▶ [Assignment]: Scan the data below for the string "JSON". Show every line where it turns up.

Data records for software interfaces:
____

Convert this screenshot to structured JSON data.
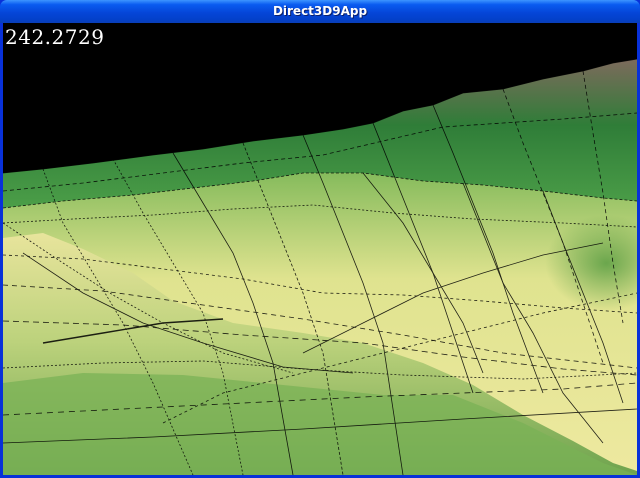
{
  "window": {
    "title": "Direct3D9App"
  },
  "hud": {
    "fps_readout": "242.2729"
  },
  "scene": {
    "sky_color": "#000000",
    "terrain_colors": [
      "#7d6a5c",
      "#2f8a3c",
      "#5aa84e",
      "#e6e696",
      "#f2f0a0",
      "#7fb55a",
      "#6ea34e"
    ],
    "wireframe_color": "#000000"
  }
}
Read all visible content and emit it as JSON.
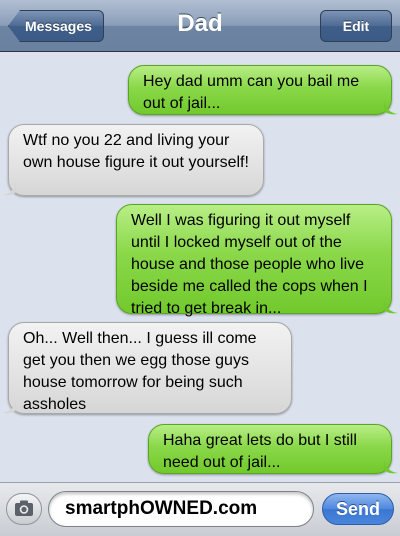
{
  "nav": {
    "title": "Dad",
    "back_label": "Messages",
    "edit_label": "Edit"
  },
  "messages": [
    {
      "from": "me",
      "text": "Hey dad umm can you bail me out of jail..."
    },
    {
      "from": "dad",
      "text": "Wtf no you 22 and living your own house figure it out yourself!"
    },
    {
      "from": "me",
      "text": "Well I was figuring it out myself until I locked myself out of the house and those people who live beside me called the cops when I tried to get break in..."
    },
    {
      "from": "dad",
      "text": "Oh... Well then... I guess ill come get you then we egg those guys house tomorrow for being such assholes"
    },
    {
      "from": "me",
      "text": "Haha great lets do but I still need out of jail..."
    }
  ],
  "input": {
    "value": "smartphOWNED.com",
    "send_label": "Send"
  },
  "colors": {
    "outgoing_bubble": "#8ad84a",
    "incoming_bubble": "#e2e2e2",
    "nav_bar": "#6d84a2",
    "send_button": "#4e87de"
  }
}
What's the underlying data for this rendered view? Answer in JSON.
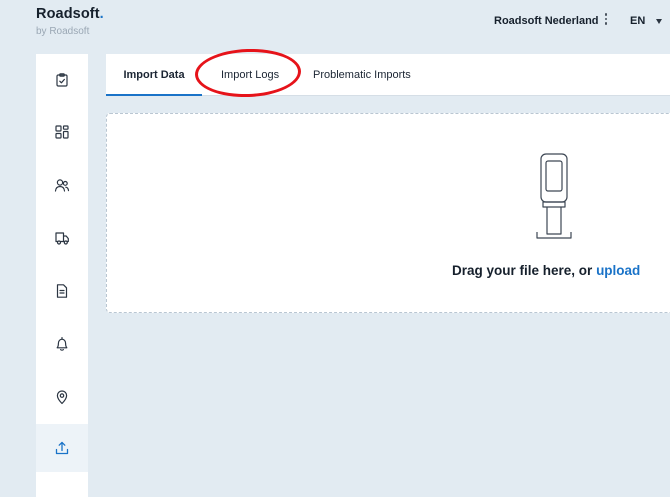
{
  "brand": {
    "name": "Roadsoft",
    "dot": ".",
    "subtitle": "by Roadsoft"
  },
  "header": {
    "organization": "Roadsoft Nederland",
    "language": "EN"
  },
  "sidebar": {
    "items": [
      {
        "icon": "clipboard-check-icon",
        "active": false
      },
      {
        "icon": "dashboard-grid-icon",
        "active": false
      },
      {
        "icon": "users-icon",
        "active": false
      },
      {
        "icon": "truck-icon",
        "active": false
      },
      {
        "icon": "document-icon",
        "active": false
      },
      {
        "icon": "bell-icon",
        "active": false
      },
      {
        "icon": "location-pin-icon",
        "active": false
      },
      {
        "icon": "upload-icon",
        "active": true
      }
    ]
  },
  "tabs": [
    {
      "label": "Import Data",
      "active": true
    },
    {
      "label": "Import Logs",
      "active": false,
      "highlighted": true
    },
    {
      "label": "Problematic Imports",
      "active": false
    }
  ],
  "dropzone": {
    "prompt": "Drag your file here, or",
    "upload_label": "upload",
    "icon": "file-scanner-icon"
  },
  "colors": {
    "accent": "#1a73c8",
    "background": "#e2ebf2",
    "annotation": "#e6131a"
  }
}
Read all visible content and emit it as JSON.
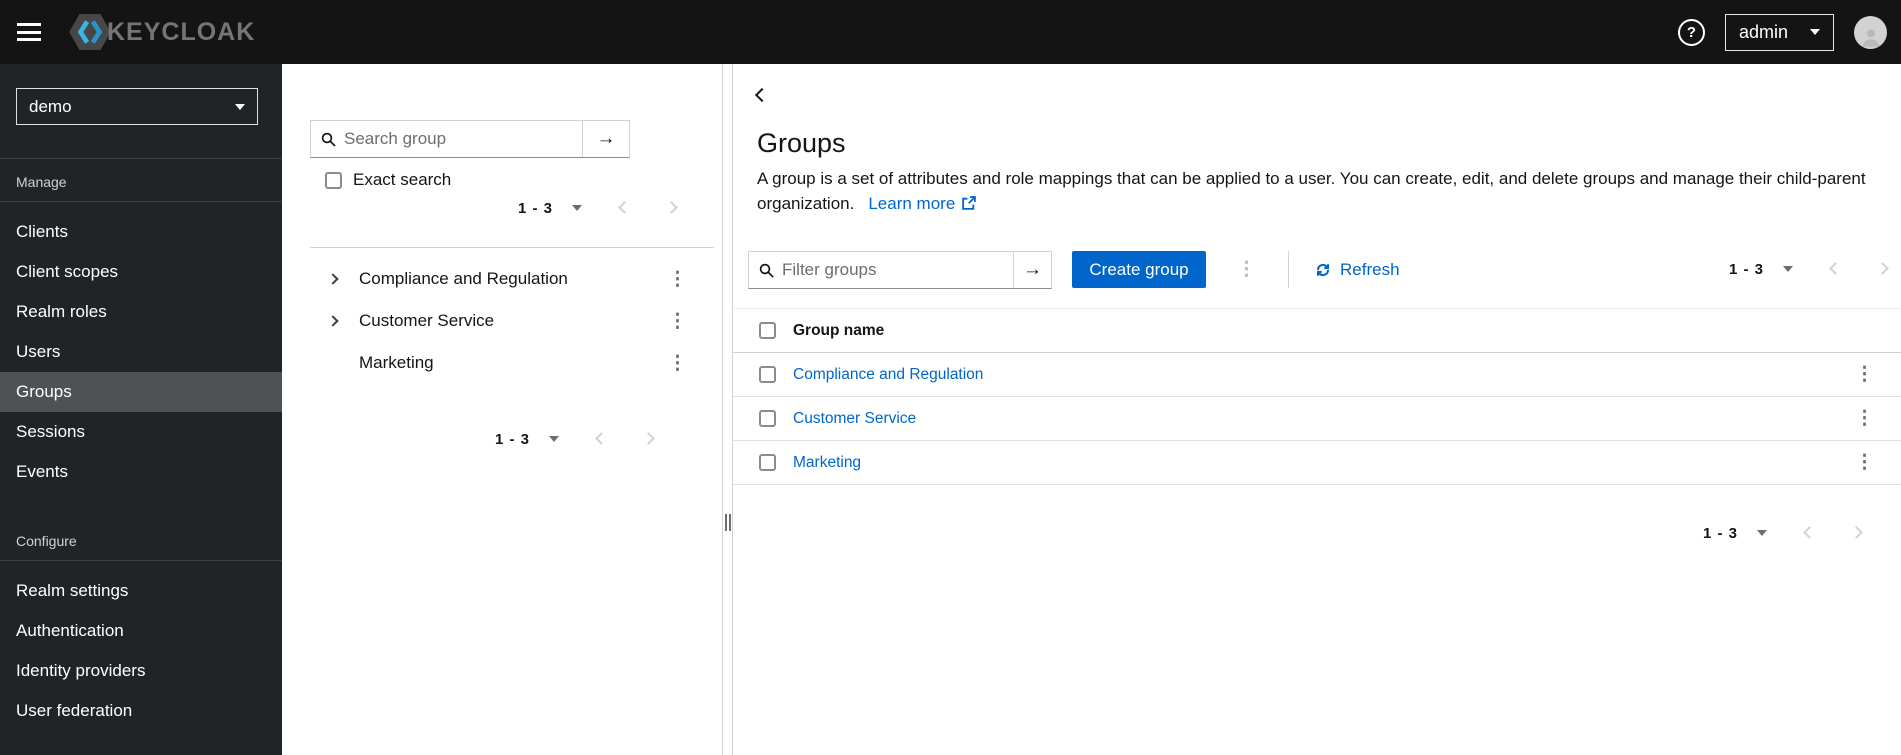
{
  "masthead": {
    "brand": "KEYCLOAK",
    "user": "admin"
  },
  "sidebar": {
    "realm": "demo",
    "sections": [
      {
        "title": "Manage",
        "items": [
          {
            "label": "Clients"
          },
          {
            "label": "Client scopes"
          },
          {
            "label": "Realm roles"
          },
          {
            "label": "Users"
          },
          {
            "label": "Groups"
          },
          {
            "label": "Sessions"
          },
          {
            "label": "Events"
          }
        ]
      },
      {
        "title": "Configure",
        "items": [
          {
            "label": "Realm settings"
          },
          {
            "label": "Authentication"
          },
          {
            "label": "Identity providers"
          },
          {
            "label": "User federation"
          }
        ]
      }
    ],
    "active_item": "Groups"
  },
  "groups_tree": {
    "search_placeholder": "Search group",
    "exact_search_label": "Exact search",
    "pagination_top": "1 - 3",
    "pagination_bottom": "1 - 3",
    "items": [
      {
        "label": "Compliance and Regulation",
        "expandable": true
      },
      {
        "label": "Customer Service",
        "expandable": true
      },
      {
        "label": "Marketing",
        "expandable": false
      }
    ]
  },
  "main": {
    "title": "Groups",
    "description": "A group is a set of attributes and role mappings that can be applied to a user. You can create, edit, and delete groups and manage their child-parent organization.",
    "learn_more_label": "Learn more",
    "toolbar": {
      "filter_placeholder": "Filter groups",
      "create_label": "Create group",
      "refresh_label": "Refresh",
      "pagination": "1 - 3"
    },
    "table": {
      "header": "Group name",
      "rows": [
        {
          "name": "Compliance and Regulation"
        },
        {
          "name": "Customer Service"
        },
        {
          "name": "Marketing"
        }
      ]
    },
    "pagination_bottom": "1 - 3"
  },
  "colors": {
    "primary": "#0066cc",
    "link": "#0066cc",
    "masthead_bg": "#141414",
    "sidebar_bg": "#212427",
    "sidebar_active_bg": "#4f5255",
    "border": "#d2d2d2"
  }
}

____

▶ [Answer below]:
Convert this screenshot to structured JSON data.
Read all visible content and emit it as JSON.
What's the underlying data for this rendered view? Answer in JSON.
Read all visible content and emit it as JSON.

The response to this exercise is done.